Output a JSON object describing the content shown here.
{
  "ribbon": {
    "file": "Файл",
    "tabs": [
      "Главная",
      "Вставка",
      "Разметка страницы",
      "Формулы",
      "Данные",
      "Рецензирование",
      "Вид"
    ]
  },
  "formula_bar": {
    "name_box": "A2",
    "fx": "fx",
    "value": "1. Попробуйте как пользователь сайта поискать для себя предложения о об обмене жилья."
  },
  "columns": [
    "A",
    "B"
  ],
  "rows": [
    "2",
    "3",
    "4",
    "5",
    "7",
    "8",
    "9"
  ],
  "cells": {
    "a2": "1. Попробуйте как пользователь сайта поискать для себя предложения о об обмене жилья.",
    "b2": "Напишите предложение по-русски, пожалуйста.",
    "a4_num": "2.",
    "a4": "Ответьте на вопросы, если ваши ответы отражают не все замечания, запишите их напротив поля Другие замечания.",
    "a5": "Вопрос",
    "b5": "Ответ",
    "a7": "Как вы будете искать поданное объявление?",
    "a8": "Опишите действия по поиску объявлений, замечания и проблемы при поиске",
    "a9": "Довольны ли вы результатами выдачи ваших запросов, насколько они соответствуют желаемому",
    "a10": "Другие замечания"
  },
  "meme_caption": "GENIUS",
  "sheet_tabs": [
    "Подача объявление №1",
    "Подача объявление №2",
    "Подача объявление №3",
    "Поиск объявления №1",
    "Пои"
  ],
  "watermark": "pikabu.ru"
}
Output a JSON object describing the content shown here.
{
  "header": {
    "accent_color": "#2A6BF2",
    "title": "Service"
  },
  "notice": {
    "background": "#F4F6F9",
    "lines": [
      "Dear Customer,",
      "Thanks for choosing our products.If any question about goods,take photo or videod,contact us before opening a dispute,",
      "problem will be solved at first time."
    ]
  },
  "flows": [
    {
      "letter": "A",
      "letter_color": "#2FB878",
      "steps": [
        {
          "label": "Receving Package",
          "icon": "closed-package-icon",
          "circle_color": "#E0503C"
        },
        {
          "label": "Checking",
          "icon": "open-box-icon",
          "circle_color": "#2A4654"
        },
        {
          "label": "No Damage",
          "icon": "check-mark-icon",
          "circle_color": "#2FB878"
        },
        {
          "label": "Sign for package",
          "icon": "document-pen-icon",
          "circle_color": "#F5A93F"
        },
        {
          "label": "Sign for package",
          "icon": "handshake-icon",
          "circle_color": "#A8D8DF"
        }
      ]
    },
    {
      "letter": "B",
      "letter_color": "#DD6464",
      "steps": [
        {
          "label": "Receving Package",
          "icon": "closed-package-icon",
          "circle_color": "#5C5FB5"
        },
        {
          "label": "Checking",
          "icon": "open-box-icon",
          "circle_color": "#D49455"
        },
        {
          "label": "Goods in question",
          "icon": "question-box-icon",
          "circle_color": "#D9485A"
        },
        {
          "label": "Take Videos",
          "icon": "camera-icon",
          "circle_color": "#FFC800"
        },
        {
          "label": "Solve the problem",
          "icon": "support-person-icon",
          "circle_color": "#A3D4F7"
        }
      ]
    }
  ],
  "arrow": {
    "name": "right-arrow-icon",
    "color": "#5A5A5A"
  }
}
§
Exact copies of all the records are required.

Output a JSON object describing the content shown here.
{
  "ribbon": {
    "file": "Файл",
    "tabs": [
      "Главная",
      "Вставка",
      "Разметка страницы",
      "Формулы",
      "Данные",
      "Рецензирование",
      "Вид"
    ]
  },
  "formula_bar": {
    "name_box": "A2",
    "fx": "fx",
    "value": "1. Попробуйте как пользователь сайта поискать для себя предложения о об обмене жилья."
  },
  "columns": [
    "A",
    "B"
  ],
  "rows": [
    "2",
    "3",
    "4",
    "5",
    "7",
    "8",
    "9"
  ],
  "cells": {
    "a2": "1. Попробуйте как пользователь сайта поискать для себя предложения о об обмене жилья.",
    "b2": "Напишите предложение по-русски, пожалуйста.",
    "a4_num": "2.",
    "a4": "Ответьте на вопросы, если ваши ответы отражают не все замечания, запишите их напротив поля Другие замечания.",
    "a5": "Вопрос",
    "b5": "Ответ",
    "a7": "Как вы будете искать поданное объявление?",
    "a8": "Опишите действия по поиску объявлений, замечания и проблемы при поиске",
    "a9": "Довольны ли вы результатами выдачи ваших запросов, насколько они соответствуют желаемому",
    "a10": "Другие замечания"
  },
  "meme_caption": "GENIUS",
  "sheet_tabs": [
    "Подача объявление №1",
    "Подача объявление №2",
    "Подача объявление №3",
    "Поиск объявления №1",
    "Пои"
  ],
  "watermark": "pikabu.ru"
}
Output a JSON object describing the content shown here.
{
  "header": {
    "accent_color": "#2A6BF2",
    "title": "Service"
  },
  "notice": {
    "background": "#F4F6F9",
    "lines": [
      "Dear Customer,",
      "Thanks for choosing our products.If any question about goods,take photo or videod,contact us before opening a dispute,",
      "problem will be solved at first time."
    ]
  },
  "flows": [
    {
      "letter": "A",
      "letter_color": "#2FB878",
      "steps": [
        {
          "label": "Receving Package",
          "icon": "closed-package-icon",
          "circle_color": "#E0503C"
        },
        {
          "label": "Checking",
          "icon": "open-box-icon",
          "circle_color": "#2A4654"
        },
        {
          "label": "No Damage",
          "icon": "check-mark-icon",
          "circle_color": "#2FB878"
        },
        {
          "label": "Sign for package",
          "icon": "document-pen-icon",
          "circle_color": "#F5A93F"
        },
        {
          "label": "Sign for package",
          "icon": "handshake-icon",
          "circle_color": "#A8D8DF"
        }
      ]
    },
    {
      "letter": "B",
      "letter_color": "#DD6464",
      "steps": [
        {
          "label": "Receving Package",
          "icon": "closed-package-icon",
          "circle_color": "#5C5FB5"
        },
        {
          "label": "Checking",
          "icon": "open-box-icon",
          "circle_color": "#D49455"
        },
        {
          "label": "Goods in question",
          "icon": "question-box-icon",
          "circle_color": "#D9485A"
        },
        {
          "label": "Take Videos",
          "icon": "camera-icon",
          "circle_color": "#FFC800"
        },
        {
          "label": "Solve the problem",
          "icon": "support-person-icon",
          "circle_color": "#A3D4F7"
        }
      ]
    }
  ],
  "arrow": {
    "name": "right-arrow-icon",
    "color": "#5A5A5A"
  }
}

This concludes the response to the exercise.